━━ Excerpted records ━━
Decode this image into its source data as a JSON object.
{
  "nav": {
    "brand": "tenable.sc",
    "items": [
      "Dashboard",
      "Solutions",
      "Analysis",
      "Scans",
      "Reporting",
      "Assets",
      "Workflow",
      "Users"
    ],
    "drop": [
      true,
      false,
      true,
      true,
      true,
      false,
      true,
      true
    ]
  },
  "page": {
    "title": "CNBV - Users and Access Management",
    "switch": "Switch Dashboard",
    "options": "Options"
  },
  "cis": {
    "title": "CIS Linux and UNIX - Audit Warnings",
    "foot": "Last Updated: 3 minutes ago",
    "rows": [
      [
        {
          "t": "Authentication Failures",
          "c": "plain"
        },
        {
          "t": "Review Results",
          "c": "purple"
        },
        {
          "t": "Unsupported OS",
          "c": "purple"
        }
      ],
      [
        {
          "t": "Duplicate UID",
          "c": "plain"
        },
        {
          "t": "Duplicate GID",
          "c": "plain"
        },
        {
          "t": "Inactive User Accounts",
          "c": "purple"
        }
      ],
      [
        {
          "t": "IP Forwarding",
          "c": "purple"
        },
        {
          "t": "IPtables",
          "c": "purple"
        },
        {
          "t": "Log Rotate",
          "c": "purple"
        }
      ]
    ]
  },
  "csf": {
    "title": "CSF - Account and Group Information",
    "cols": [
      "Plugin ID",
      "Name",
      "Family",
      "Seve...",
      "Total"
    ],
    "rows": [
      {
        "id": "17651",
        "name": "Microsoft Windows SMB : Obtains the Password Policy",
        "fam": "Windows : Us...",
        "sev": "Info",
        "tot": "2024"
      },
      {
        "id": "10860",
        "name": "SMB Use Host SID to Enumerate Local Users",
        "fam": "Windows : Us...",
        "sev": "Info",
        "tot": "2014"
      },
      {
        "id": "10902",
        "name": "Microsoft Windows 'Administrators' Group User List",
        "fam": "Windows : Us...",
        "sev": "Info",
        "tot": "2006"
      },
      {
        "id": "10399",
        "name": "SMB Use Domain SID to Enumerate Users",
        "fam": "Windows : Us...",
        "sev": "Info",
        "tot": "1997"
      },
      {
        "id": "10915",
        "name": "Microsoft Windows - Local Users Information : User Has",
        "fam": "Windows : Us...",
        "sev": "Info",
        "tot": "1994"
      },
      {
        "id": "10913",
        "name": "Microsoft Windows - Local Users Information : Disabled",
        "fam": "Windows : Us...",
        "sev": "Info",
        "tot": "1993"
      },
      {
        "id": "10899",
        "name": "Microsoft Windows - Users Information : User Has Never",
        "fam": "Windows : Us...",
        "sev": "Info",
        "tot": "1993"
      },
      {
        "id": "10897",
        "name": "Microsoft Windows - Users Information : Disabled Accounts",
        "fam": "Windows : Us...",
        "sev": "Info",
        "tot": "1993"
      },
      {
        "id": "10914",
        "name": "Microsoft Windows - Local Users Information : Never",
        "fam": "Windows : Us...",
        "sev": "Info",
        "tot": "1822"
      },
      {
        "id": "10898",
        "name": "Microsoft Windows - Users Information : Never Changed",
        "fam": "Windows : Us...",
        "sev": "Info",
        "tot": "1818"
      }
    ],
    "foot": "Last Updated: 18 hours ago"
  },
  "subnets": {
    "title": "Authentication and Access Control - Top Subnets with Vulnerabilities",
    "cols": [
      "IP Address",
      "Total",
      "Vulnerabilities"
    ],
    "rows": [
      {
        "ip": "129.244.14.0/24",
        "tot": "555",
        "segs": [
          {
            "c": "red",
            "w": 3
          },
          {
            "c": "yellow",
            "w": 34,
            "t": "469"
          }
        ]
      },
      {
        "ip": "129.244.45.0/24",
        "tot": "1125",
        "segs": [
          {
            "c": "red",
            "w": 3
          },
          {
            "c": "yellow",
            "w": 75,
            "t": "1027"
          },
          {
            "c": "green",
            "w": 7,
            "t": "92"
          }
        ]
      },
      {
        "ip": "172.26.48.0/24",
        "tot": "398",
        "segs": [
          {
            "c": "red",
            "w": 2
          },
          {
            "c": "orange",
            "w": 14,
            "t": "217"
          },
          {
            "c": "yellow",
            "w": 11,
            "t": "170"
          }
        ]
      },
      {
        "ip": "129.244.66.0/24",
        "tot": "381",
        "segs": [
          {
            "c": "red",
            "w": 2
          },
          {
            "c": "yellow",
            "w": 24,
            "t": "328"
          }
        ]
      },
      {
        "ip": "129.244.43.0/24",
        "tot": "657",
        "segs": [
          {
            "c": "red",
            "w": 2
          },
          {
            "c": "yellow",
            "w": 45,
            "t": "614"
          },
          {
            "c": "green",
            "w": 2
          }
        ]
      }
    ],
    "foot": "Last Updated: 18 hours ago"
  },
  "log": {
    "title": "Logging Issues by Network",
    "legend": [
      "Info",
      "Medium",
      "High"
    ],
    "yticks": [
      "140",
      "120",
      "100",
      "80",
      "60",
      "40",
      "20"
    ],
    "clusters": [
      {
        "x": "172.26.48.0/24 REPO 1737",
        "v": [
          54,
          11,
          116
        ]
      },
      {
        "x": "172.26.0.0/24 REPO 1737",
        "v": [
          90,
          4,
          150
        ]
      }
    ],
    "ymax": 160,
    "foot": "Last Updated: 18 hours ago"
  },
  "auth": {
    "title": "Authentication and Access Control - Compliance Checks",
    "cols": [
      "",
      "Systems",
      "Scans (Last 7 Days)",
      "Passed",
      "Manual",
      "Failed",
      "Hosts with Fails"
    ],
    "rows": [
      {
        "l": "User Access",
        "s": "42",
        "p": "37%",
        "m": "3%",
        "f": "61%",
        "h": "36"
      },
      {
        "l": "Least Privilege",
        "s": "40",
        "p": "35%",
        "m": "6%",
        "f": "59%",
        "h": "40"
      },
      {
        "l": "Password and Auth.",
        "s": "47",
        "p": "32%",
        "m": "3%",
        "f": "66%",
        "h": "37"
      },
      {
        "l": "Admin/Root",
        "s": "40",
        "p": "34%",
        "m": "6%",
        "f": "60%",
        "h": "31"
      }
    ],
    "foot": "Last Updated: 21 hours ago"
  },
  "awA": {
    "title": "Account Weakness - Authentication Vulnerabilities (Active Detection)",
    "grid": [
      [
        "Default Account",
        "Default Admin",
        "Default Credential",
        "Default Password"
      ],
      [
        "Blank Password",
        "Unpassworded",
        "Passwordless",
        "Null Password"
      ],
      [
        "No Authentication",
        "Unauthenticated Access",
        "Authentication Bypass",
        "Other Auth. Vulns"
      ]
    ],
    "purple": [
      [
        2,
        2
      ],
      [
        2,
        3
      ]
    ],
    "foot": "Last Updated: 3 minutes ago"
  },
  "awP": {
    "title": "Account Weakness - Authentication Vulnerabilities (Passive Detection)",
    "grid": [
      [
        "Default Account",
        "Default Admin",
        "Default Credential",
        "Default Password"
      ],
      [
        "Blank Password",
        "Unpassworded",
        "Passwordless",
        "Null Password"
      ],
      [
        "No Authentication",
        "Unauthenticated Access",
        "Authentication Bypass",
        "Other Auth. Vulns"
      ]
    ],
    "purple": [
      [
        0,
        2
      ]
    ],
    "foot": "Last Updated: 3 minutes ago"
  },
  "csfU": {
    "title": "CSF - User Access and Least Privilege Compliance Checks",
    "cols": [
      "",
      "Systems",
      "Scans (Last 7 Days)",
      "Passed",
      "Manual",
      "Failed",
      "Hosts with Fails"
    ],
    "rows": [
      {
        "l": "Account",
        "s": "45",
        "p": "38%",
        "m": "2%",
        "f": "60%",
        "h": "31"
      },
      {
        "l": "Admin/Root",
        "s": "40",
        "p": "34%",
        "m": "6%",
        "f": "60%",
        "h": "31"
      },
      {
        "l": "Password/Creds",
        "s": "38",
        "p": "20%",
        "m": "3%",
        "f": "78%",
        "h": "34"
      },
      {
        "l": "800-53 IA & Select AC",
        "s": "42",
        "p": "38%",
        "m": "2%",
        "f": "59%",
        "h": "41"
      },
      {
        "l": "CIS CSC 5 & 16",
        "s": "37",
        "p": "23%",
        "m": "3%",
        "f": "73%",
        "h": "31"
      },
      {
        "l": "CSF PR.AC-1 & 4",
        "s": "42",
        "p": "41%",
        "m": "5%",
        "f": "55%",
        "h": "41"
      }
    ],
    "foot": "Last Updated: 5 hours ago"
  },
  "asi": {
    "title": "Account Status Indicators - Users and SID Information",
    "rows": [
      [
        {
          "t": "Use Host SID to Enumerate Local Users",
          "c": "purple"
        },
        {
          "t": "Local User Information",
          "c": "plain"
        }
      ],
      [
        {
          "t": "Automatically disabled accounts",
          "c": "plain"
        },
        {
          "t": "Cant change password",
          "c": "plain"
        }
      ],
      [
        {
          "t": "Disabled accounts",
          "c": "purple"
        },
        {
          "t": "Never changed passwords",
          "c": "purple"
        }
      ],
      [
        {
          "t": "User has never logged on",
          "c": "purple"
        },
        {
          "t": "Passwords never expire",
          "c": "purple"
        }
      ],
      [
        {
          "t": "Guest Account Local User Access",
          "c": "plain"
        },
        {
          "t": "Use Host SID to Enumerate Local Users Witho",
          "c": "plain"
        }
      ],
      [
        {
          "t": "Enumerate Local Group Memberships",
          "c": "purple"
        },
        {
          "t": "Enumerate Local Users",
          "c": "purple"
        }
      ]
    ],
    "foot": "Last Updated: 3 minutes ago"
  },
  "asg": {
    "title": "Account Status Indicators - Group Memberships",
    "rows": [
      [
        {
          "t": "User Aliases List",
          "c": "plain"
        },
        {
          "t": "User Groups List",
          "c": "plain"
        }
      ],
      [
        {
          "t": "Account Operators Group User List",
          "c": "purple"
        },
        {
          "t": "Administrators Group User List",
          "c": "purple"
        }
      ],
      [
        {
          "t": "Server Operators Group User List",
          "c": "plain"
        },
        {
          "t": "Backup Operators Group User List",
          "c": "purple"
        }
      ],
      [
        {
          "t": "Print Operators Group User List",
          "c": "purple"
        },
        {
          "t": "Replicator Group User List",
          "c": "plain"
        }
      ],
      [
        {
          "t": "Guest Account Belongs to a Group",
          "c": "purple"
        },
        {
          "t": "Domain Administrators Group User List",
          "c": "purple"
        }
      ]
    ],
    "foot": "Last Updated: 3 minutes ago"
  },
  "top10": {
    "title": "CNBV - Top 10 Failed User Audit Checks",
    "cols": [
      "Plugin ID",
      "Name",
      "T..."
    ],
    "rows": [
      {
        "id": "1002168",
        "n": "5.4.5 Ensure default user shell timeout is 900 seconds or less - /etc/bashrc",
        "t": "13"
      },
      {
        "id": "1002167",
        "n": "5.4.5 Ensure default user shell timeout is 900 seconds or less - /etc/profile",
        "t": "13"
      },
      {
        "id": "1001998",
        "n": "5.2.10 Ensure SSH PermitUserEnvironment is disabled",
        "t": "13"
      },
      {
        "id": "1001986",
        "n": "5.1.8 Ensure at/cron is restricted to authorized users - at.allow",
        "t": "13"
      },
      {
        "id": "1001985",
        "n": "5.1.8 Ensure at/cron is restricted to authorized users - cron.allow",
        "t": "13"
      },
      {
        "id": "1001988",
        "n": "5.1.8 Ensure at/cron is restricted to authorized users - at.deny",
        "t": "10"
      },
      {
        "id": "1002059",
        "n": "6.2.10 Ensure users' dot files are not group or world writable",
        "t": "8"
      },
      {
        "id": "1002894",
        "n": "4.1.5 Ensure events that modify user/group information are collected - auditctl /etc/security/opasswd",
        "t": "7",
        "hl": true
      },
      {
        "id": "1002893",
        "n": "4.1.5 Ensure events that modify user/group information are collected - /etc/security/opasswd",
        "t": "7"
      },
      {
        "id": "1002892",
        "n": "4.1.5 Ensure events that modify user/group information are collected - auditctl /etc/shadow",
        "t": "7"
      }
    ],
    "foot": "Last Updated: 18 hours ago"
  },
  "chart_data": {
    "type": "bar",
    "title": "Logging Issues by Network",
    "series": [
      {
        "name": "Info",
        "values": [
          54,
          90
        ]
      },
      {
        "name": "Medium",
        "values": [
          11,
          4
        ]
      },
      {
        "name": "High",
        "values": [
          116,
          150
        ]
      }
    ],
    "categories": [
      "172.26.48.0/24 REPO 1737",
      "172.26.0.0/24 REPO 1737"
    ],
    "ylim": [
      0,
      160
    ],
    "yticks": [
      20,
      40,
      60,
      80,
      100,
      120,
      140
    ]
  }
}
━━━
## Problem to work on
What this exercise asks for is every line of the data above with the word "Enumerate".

## Response for this exercise
        "name": "SMB Use Host SID to Enumerate Local Users",
        "name": "SMB Use Domain SID to Enumerate Users",
          "t": "Use Host SID to Enumerate Local Users",
          "t": "Use Host SID to Enumerate Local Users Witho",
          "t": "Enumerate Local Group Memberships",
          "t": "Enumerate Local Users",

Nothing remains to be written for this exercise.